[Work instruction] A faithful copy of each entry below is expected, with the images removed.

Dataset records Start Marker

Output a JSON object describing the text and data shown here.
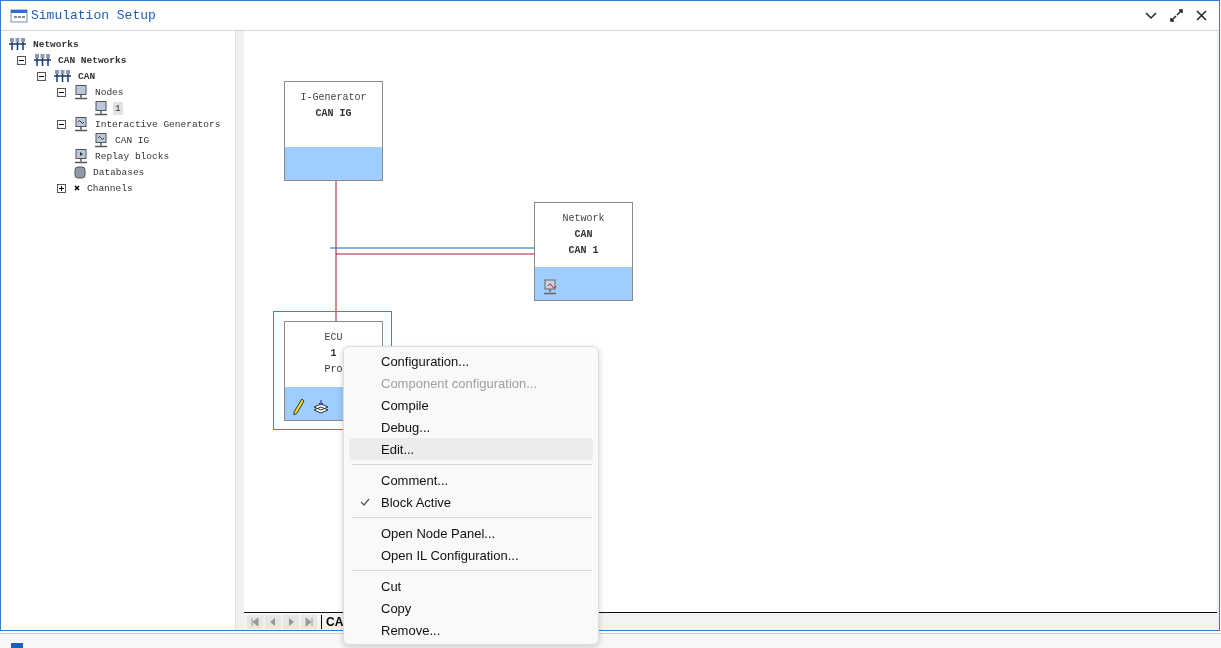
{
  "window": {
    "title": "Simulation Setup"
  },
  "tree": [
    {
      "label": "Networks",
      "kind": "network",
      "bold": true,
      "selected": false,
      "children": [
        {
          "label": "CAN Networks",
          "kind": "network",
          "bold": true,
          "expanded": true,
          "selected": false,
          "children": [
            {
              "label": "CAN",
              "kind": "network",
              "bold": true,
              "expanded": true,
              "selected": false,
              "children": [
                {
                  "label": "Nodes",
                  "kind": "node",
                  "bold": false,
                  "expanded": true,
                  "selected": false,
                  "children": [
                    {
                      "label": "1",
                      "kind": "node",
                      "bold": false,
                      "selected": true
                    }
                  ]
                },
                {
                  "label": "Interactive Generators",
                  "kind": "generator",
                  "bold": false,
                  "expanded": true,
                  "selected": false,
                  "children": [
                    {
                      "label": "CAN IG",
                      "kind": "generator",
                      "bold": false,
                      "selected": false
                    }
                  ]
                },
                {
                  "label": "Replay blocks",
                  "kind": "replay",
                  "bold": false,
                  "selected": false
                },
                {
                  "label": "Databases",
                  "kind": "database",
                  "bold": false,
                  "selected": false
                },
                {
                  "label": "Channels",
                  "kind": "channel",
                  "bold": false,
                  "expanded": false,
                  "selected": false
                }
              ]
            }
          ]
        }
      ]
    }
  ],
  "blocks": [
    {
      "kind": "generator",
      "type": "I-Generator",
      "name": "CAN IG",
      "selected": false
    },
    {
      "kind": "network",
      "type": "Network",
      "name": "CAN",
      "subname": "CAN 1",
      "selected": false
    },
    {
      "kind": "ecu",
      "type": "ECU",
      "name": "1",
      "subname": "Pro",
      "selected": true
    }
  ],
  "sheet_tab": "CA",
  "context_menu": [
    [
      {
        "label": "Configuration...",
        "disabled": false,
        "highlighted": false,
        "checked": false
      },
      {
        "label": "Component configuration...",
        "disabled": true,
        "highlighted": false,
        "checked": false
      },
      {
        "label": "Compile",
        "disabled": false,
        "highlighted": false,
        "checked": false
      },
      {
        "label": "Debug...",
        "disabled": false,
        "highlighted": false,
        "checked": false
      },
      {
        "label": "Edit...",
        "disabled": false,
        "highlighted": true,
        "checked": false
      }
    ],
    [
      {
        "label": "Comment...",
        "disabled": false,
        "highlighted": false,
        "checked": false
      },
      {
        "label": "Block Active",
        "disabled": false,
        "highlighted": false,
        "checked": true
      }
    ],
    [
      {
        "label": "Open Node Panel...",
        "disabled": false,
        "highlighted": false,
        "checked": false
      },
      {
        "label": "Open IL Configuration...",
        "disabled": false,
        "highlighted": false,
        "checked": false
      }
    ],
    [
      {
        "label": "Cut",
        "disabled": false,
        "highlighted": false,
        "checked": false
      },
      {
        "label": "Copy",
        "disabled": false,
        "highlighted": false,
        "checked": false
      },
      {
        "label": "Remove...",
        "disabled": false,
        "highlighted": false,
        "checked": false
      }
    ]
  ]
}
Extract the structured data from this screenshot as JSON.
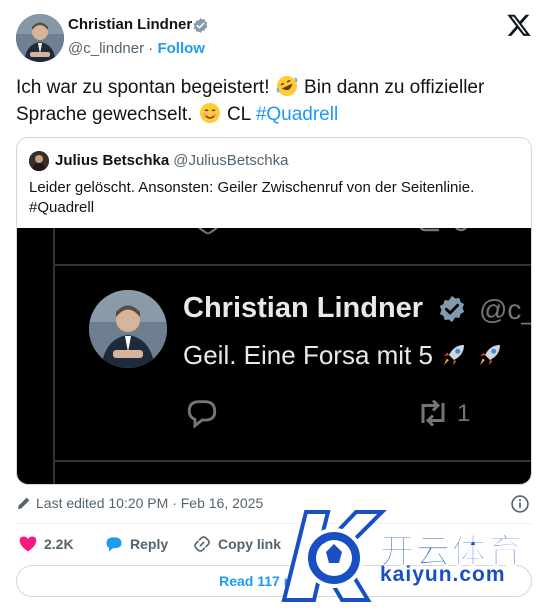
{
  "author": {
    "name": "Christian Lindner",
    "handle": "@c_lindner",
    "separator": "·",
    "follow_label": "Follow"
  },
  "tweet": {
    "text_part1": "Ich war zu spontan begeistert! ",
    "text_part2": " Bin dann zu offizieller Sprache gewechselt. ",
    "text_part3": " CL ",
    "hashtag": "#Quadrell"
  },
  "quote": {
    "name": "Julius Betschka",
    "handle": "@JuliusBetschka",
    "text": "Leider gelöscht. Ansonsten: Geiler Zwischenruf von der Seitenlinie.",
    "hashtag": "#Quadrell",
    "media": {
      "name": "Christian Lindner",
      "handle": "@c_",
      "text": "Geil. Eine Forsa mit 5",
      "retweet_count": "1"
    }
  },
  "meta": {
    "edited": "Last edited 10:20 PM · Feb 16, 2025"
  },
  "actions": {
    "likes": "2.2K",
    "reply_label": "Reply",
    "copy_label": "Copy link"
  },
  "read_replies_label": "Read 117 replies",
  "watermark": {
    "text_cn": "开云体育",
    "text_latin": "kaiyun.com"
  },
  "colors": {
    "accent": "#1d9bf0",
    "like": "#f91880",
    "text": "#0f1419",
    "muted": "#536471"
  },
  "icons": [
    "verified-badge-icon",
    "x-logo-icon",
    "rofl-emoji-icon",
    "smiling-emoji-icon",
    "pencil-icon",
    "info-icon",
    "heart-icon",
    "reply-bubble-icon",
    "link-icon",
    "rocket-emoji-icon",
    "retweet-icon"
  ]
}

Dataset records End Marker

[Exercise answer]
Output a JSON object describing the text and data shown here.
{
  "window": {
    "title": "Simulation Setup"
  },
  "tree": [
    {
      "label": "Networks",
      "kind": "network",
      "bold": true,
      "selected": false,
      "children": [
        {
          "label": "CAN Networks",
          "kind": "network",
          "bold": true,
          "expanded": true,
          "selected": false,
          "children": [
            {
              "label": "CAN",
              "kind": "network",
              "bold": true,
              "expanded": true,
              "selected": false,
              "children": [
                {
                  "label": "Nodes",
                  "kind": "node",
                  "bold": false,
                  "expanded": true,
                  "selected": false,
                  "children": [
                    {
                      "label": "1",
                      "kind": "node",
                      "bold": false,
                      "selected": true
                    }
                  ]
                },
                {
                  "label": "Interactive Generators",
                  "kind": "generator",
                  "bold": false,
                  "expanded": true,
                  "selected": false,
                  "children": [
                    {
                      "label": "CAN IG",
                      "kind": "generator",
                      "bold": false,
                      "selected": false
                    }
                  ]
                },
                {
                  "label": "Replay blocks",
                  "kind": "replay",
                  "bold": false,
                  "selected": false
                },
                {
                  "label": "Databases",
                  "kind": "database",
                  "bold": false,
                  "selected": false
                },
                {
                  "label": "Channels",
                  "kind": "channel",
                  "bold": false,
                  "expanded": false,
                  "selected": false
                }
              ]
            }
          ]
        }
      ]
    }
  ],
  "blocks": [
    {
      "kind": "generator",
      "type": "I-Generator",
      "name": "CAN IG",
      "selected": false
    },
    {
      "kind": "network",
      "type": "Network",
      "name": "CAN",
      "subname": "CAN 1",
      "selected": false
    },
    {
      "kind": "ecu",
      "type": "ECU",
      "name": "1",
      "subname": "Pro",
      "selected": true
    }
  ],
  "sheet_tab": "CA",
  "context_menu": [
    [
      {
        "label": "Configuration...",
        "disabled": false,
        "highlighted": false,
        "checked": false
      },
      {
        "label": "Component configuration...",
        "disabled": true,
        "highlighted": false,
        "checked": false
      },
      {
        "label": "Compile",
        "disabled": false,
        "highlighted": false,
        "checked": false
      },
      {
        "label": "Debug...",
        "disabled": false,
        "highlighted": false,
        "checked": false
      },
      {
        "label": "Edit...",
        "disabled": false,
        "highlighted": true,
        "checked": false
      }
    ],
    [
      {
        "label": "Comment...",
        "disabled": false,
        "highlighted": false,
        "checked": false
      },
      {
        "label": "Block Active",
        "disabled": false,
        "highlighted": false,
        "checked": true
      }
    ],
    [
      {
        "label": "Open Node Panel...",
        "disabled": false,
        "highlighted": false,
        "checked": false
      },
      {
        "label": "Open IL Configuration...",
        "disabled": false,
        "highlighted": false,
        "checked": false
      }
    ],
    [
      {
        "label": "Cut",
        "disabled": false,
        "highlighted": false,
        "checked": false
      },
      {
        "label": "Copy",
        "disabled": false,
        "highlighted": false,
        "checked": false
      },
      {
        "label": "Remove...",
        "disabled": false,
        "highlighted": false,
        "checked": false
      }
    ]
  ]
}
Extract the structured data from this screenshot as JSON.
{
  "author": {
    "name": "Christian Lindner",
    "handle": "@c_lindner",
    "separator": "·",
    "follow_label": "Follow"
  },
  "tweet": {
    "text_part1": "Ich war zu spontan begeistert! ",
    "text_part2": " Bin dann zu offizieller Sprache gewechselt. ",
    "text_part3": " CL ",
    "hashtag": "#Quadrell"
  },
  "quote": {
    "name": "Julius Betschka",
    "handle": "@JuliusBetschka",
    "text": "Leider gelöscht. Ansonsten: Geiler Zwischenruf von der Seitenlinie.",
    "hashtag": "#Quadrell",
    "media": {
      "name": "Christian Lindner",
      "handle": "@c_",
      "text": "Geil. Eine Forsa mit 5",
      "retweet_count": "1"
    }
  },
  "meta": {
    "edited": "Last edited 10:20 PM · Feb 16, 2025"
  },
  "actions": {
    "likes": "2.2K",
    "reply_label": "Reply",
    "copy_label": "Copy link"
  },
  "read_replies_label": "Read 117 replies",
  "watermark": {
    "text_cn": "开云体育",
    "text_latin": "kaiyun.com"
  },
  "colors": {
    "accent": "#1d9bf0",
    "like": "#f91880",
    "text": "#0f1419",
    "muted": "#536471"
  },
  "icons": [
    "verified-badge-icon",
    "x-logo-icon",
    "rofl-emoji-icon",
    "smiling-emoji-icon",
    "pencil-icon",
    "info-icon",
    "heart-icon",
    "reply-bubble-icon",
    "link-icon",
    "rocket-emoji-icon",
    "retweet-icon"
  ]
}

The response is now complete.